About our Collaboration with the Multicultural History Society of Ontario

Mapping ‘Scarborough Chinatown,’ is the result of Culinaria’ s collaboration with the Multicultural History Society of Ontario (MHSO). Founded in 1976 by Professor Robert F. Harney as an educational and heritage center, the MHSO’s mandate is the safe preservation and dissemination of Ontario’s immigrant and multicultural history. The MHSO’s collection of oral testimony, textual and photographic records provide insight into the province’s diverse ethnic heritage. Committed to preserving but also disseminating this history, the MHSO has developed exhibits as well as an oral history museum and various other cultural projects, is presently in the process of digitizing the bulk of its collection for online access by researchers and public audiences.

For our Mapping ‘Scarborough Chinatown’ project, we consulted the MHSO’s photographic archive, focusing on its effort to record Toronto’s evolving streetscape in the 1970s and 1980s. This work resulted in several exhibits: In the late 1970s, David Levine’s “Ethnic Face of Toronto” series offered a rich visual history of the evolution of the city. Ten years later, “The Street As Social Record” (February 20- March 23, 1989; MHSO Gallery) presented photographs by Duncan McLaren. In 1991, “Magic Assembling: Toronto storefronts and Street scenes: Robert Harney’s last look at a city and its people” commemorated the passing of Robert F. Harney through an exhibition of a selection of the photographer David Coleman’s work (4 October- 10 November 1991; Metropolitan Toronto Archives). The “Magic Assembling” brochure is a moving testament to the importance of the MHSO’s work. In her introduction, curator Lillian Petroff remembered a field trip with Harney and her grandmother in the West Toronto Junction: “As we drove up down the side streets, past the old homestead and slaughterhouses, Bob patiently quizzed Granny about shelter and streetlife. That afternoon, Bob Harney in effect introduced me to my grandmother. I began to learn that the immigrant experience was both ordinary and extraordinary. My grandmother, in turn, discovered her own voice.”

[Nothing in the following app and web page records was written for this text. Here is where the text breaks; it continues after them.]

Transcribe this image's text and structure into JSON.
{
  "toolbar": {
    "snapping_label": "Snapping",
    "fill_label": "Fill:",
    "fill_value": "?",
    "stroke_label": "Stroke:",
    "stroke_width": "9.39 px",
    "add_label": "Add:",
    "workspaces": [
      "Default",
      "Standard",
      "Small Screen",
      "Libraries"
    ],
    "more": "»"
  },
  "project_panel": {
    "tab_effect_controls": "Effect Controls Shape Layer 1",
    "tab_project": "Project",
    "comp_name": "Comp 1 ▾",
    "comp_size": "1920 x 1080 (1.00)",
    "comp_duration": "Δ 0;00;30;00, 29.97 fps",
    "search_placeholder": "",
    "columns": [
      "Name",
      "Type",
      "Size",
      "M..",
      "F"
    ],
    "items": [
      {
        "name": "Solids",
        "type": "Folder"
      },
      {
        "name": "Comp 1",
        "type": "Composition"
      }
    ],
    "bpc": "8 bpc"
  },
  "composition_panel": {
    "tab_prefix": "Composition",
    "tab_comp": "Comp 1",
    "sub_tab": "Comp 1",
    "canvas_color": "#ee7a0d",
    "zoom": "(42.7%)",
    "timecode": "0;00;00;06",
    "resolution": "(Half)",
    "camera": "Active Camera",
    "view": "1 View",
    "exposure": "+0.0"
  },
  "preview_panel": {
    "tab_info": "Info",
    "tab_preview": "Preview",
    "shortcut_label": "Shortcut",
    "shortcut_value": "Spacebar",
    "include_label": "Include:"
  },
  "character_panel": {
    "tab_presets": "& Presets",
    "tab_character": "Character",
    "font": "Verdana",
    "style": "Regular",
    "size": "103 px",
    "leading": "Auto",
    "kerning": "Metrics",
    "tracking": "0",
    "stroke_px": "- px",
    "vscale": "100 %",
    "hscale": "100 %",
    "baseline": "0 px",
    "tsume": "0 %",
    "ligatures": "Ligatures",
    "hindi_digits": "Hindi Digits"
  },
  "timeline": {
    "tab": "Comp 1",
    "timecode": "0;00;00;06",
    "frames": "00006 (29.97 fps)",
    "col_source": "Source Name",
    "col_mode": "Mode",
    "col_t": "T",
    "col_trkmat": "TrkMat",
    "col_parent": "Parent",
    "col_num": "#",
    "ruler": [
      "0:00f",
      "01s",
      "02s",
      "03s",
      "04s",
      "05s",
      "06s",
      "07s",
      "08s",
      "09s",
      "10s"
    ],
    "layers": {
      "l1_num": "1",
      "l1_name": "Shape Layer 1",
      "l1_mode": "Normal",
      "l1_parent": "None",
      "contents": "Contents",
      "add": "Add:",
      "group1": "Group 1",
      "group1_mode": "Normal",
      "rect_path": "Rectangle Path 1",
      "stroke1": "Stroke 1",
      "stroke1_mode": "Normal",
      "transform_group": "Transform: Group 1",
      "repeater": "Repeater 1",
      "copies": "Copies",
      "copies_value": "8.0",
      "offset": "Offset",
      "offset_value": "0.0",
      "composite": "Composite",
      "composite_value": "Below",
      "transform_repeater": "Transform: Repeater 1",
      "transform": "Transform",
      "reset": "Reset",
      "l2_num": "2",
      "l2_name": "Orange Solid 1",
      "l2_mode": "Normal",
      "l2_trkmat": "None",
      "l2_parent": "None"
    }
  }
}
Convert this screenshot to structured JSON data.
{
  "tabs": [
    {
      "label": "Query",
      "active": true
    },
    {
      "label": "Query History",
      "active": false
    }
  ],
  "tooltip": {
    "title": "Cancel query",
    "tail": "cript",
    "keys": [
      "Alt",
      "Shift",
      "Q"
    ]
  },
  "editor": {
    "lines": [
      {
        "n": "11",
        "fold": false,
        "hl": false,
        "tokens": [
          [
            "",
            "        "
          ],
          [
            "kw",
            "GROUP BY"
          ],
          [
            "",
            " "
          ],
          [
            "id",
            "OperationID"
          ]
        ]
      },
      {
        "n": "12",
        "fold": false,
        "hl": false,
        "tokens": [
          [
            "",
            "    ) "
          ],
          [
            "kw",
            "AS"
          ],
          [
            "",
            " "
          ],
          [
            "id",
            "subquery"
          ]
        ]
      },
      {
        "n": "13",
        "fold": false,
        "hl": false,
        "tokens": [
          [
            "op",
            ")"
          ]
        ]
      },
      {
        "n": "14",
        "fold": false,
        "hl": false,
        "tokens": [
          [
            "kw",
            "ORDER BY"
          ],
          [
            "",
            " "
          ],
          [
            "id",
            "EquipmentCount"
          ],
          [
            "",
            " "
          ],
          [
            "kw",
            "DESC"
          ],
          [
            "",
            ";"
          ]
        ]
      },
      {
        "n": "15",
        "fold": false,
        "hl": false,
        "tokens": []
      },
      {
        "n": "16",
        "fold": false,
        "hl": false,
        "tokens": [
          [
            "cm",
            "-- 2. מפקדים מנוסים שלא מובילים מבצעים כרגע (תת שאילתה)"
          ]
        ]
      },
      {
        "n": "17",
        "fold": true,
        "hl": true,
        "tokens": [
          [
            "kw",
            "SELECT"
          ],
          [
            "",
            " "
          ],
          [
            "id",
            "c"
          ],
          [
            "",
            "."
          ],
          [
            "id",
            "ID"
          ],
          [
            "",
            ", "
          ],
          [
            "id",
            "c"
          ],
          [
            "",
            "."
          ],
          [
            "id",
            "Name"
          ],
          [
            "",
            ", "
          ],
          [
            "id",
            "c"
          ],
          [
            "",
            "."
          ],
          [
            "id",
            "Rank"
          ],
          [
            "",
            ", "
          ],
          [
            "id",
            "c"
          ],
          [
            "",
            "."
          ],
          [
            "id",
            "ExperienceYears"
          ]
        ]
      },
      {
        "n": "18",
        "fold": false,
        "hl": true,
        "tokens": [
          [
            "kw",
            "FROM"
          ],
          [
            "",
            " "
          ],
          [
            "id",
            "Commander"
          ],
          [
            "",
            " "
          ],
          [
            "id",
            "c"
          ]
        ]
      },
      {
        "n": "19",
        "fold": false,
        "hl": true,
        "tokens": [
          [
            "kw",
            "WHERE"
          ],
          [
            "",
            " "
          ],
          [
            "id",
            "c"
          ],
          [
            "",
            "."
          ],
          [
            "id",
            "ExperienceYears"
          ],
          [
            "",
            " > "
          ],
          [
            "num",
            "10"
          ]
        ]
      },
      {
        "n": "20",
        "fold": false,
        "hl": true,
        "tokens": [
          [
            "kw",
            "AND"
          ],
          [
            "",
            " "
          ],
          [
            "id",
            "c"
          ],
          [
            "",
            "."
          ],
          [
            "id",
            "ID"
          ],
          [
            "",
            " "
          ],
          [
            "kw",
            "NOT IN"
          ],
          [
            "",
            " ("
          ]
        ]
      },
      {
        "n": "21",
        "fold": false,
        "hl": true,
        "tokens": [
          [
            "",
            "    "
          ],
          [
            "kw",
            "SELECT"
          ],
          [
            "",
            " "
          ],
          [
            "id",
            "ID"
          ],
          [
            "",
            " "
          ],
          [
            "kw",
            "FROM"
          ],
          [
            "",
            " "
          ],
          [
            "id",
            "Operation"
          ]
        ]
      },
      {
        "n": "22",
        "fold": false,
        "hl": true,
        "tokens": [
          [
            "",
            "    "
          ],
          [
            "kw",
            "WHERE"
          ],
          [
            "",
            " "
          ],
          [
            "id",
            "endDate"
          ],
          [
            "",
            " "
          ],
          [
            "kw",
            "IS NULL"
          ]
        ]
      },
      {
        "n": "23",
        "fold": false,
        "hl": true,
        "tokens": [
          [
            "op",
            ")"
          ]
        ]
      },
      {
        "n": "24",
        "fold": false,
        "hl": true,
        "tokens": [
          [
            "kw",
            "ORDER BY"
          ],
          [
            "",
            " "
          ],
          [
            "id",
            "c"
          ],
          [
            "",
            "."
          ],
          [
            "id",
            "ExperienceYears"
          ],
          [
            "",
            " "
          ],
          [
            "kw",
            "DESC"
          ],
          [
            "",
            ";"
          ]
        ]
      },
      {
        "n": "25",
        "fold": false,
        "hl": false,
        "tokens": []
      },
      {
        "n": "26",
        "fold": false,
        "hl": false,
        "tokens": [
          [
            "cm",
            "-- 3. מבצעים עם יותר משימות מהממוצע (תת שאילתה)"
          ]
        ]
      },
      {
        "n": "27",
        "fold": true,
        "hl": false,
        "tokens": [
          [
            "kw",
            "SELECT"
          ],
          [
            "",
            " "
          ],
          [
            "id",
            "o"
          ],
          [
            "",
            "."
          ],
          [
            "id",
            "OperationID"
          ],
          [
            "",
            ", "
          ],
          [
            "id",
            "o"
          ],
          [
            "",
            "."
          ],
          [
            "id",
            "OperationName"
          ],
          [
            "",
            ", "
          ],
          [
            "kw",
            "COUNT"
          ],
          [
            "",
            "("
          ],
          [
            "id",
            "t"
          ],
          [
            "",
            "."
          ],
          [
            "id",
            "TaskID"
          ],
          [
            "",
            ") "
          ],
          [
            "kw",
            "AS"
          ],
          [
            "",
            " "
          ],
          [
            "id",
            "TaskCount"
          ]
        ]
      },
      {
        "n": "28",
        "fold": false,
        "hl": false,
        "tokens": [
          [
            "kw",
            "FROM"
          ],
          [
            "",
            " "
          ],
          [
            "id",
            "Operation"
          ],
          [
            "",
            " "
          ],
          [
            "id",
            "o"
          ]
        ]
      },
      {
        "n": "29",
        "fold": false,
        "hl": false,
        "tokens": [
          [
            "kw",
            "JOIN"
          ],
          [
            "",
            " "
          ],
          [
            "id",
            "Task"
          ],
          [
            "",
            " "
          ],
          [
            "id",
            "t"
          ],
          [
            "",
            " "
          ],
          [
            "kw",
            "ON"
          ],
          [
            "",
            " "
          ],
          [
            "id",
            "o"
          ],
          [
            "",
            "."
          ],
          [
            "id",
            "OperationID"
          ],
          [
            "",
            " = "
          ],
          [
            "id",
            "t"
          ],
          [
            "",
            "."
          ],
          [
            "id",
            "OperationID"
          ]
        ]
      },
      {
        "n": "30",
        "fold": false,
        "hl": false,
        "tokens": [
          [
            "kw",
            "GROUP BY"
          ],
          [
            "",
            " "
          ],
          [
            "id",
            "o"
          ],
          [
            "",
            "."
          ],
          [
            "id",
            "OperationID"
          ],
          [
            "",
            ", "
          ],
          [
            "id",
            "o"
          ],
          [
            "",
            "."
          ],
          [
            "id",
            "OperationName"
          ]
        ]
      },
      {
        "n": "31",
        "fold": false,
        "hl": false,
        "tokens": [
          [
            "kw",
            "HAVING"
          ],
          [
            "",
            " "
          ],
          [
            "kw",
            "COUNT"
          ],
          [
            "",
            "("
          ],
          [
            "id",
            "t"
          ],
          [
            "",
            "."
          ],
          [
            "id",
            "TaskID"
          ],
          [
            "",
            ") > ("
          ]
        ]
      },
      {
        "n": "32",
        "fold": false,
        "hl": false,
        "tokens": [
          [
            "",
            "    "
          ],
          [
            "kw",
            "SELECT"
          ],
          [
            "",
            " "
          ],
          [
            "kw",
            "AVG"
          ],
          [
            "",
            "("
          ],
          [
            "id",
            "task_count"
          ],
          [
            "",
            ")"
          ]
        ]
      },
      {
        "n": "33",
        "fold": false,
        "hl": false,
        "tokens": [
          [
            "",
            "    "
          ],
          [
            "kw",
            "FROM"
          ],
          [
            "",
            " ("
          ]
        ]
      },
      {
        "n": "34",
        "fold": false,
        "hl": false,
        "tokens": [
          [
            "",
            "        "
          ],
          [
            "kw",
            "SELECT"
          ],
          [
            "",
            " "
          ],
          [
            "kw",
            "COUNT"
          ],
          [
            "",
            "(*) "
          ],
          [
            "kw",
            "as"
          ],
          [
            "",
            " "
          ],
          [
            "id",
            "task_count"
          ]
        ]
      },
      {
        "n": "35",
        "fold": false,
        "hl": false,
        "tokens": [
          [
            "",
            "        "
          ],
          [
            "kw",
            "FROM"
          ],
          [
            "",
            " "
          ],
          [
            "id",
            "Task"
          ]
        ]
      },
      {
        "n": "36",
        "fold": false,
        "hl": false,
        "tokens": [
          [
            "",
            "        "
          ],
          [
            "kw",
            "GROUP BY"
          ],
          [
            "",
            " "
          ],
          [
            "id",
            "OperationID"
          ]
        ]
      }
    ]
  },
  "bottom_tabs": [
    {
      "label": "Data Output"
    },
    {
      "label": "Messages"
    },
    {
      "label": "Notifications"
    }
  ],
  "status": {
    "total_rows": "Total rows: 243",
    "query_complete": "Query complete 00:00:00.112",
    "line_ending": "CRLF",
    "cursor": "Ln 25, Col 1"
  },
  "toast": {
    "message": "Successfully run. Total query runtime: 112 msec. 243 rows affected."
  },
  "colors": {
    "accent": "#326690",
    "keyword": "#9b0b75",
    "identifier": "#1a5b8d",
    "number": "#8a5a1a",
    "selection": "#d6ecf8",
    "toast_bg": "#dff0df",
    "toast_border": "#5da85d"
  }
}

The majority of the photographs selected for Mapping ‘Scarborough Chinatown’ were used as research material for these diverse projects. Contributing photographers included David Coleman, Michael McMahon, and Vince Pietropaolo, among others. The selected “Scarborough Chinatown” document the rapid evolution of the Sheppard and Midland neighborhood, and these images are only a small sample of the collection held at the MHSO archives. The “Magic Assembling” and earlier projects resulted in an extensive photo series that include street scenes of St Clair Avenue West from Yonge to Jane Street, Dufferin and Bathurst Street from Wilson to King, as well as College Street from Yonge to Lansdowne. Some of this material can be accessed and explored through the “Magic Assembling: Storefront to Culture” website, which will give you a glimpse and a taste of Toronto’s thriving multicultural neighborhoods in the late 20th century.